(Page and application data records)
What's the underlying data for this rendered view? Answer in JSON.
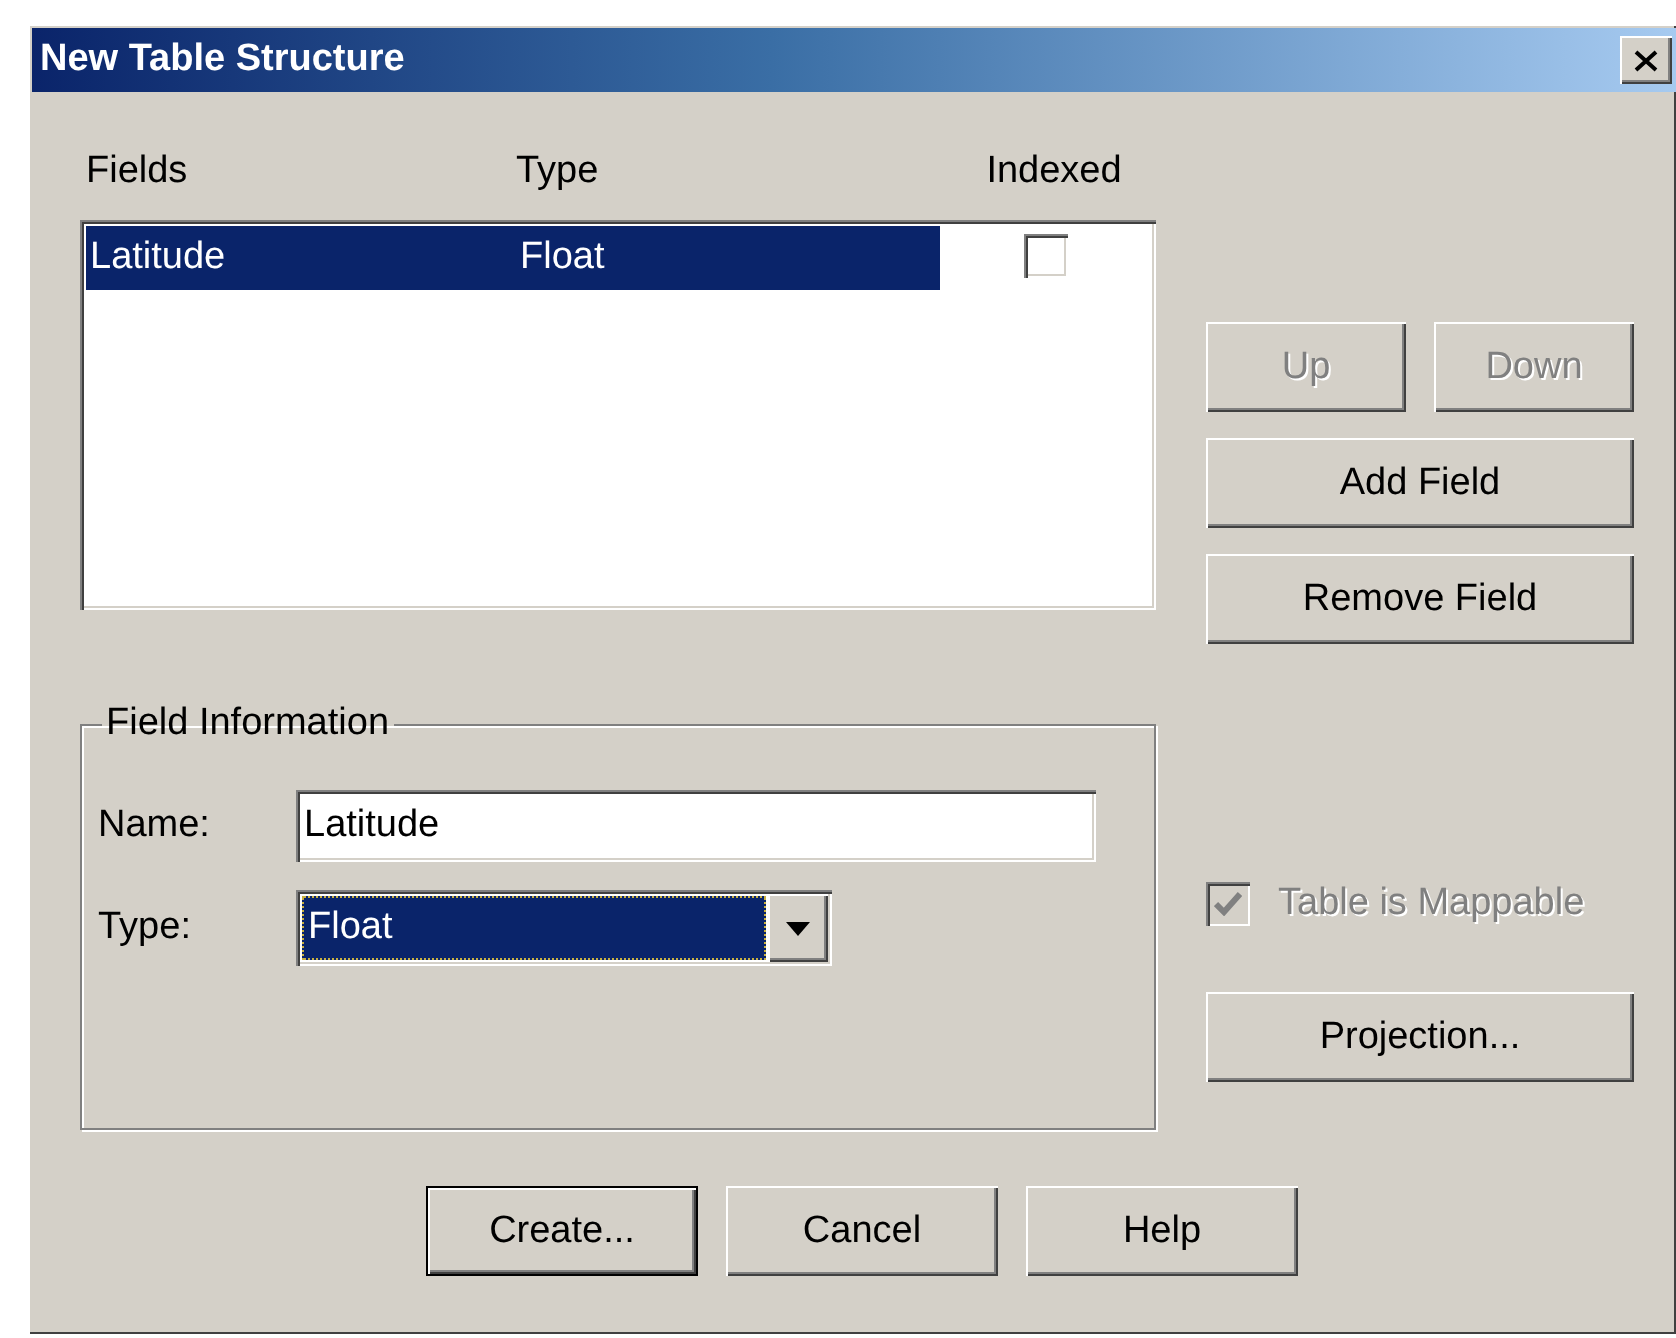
{
  "window": {
    "title": "New Table Structure"
  },
  "columns": [
    "Fields",
    "Type",
    "Indexed"
  ],
  "rows": [
    {
      "field": "Latitude",
      "type": "Float",
      "indexed": false,
      "selected": true
    }
  ],
  "side_buttons": [
    {
      "label": "Up",
      "disabled": true
    },
    {
      "label": "Down",
      "disabled": true
    },
    {
      "label": "Add Field",
      "disabled": false
    },
    {
      "label": "Remove Field",
      "disabled": false
    }
  ],
  "field_information": {
    "title": "Field Information",
    "name_label": "Name:",
    "name_value": "Latitude",
    "type_label": "Type:",
    "type_value": "Float"
  },
  "mappable": {
    "label": "Table is Mappable",
    "checked": true,
    "disabled": true
  },
  "projection_button": {
    "label": "Projection...",
    "disabled": false
  },
  "buttons": [
    {
      "label": "Create...",
      "default": true
    },
    {
      "label": "Cancel",
      "default": false
    },
    {
      "label": "Help",
      "default": false
    }
  ]
}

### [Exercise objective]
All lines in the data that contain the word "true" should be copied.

### [Answer box]
      "selected": true
      "disabled": true
      "disabled": true
    "checked": true,
    "disabled": true
      "default": true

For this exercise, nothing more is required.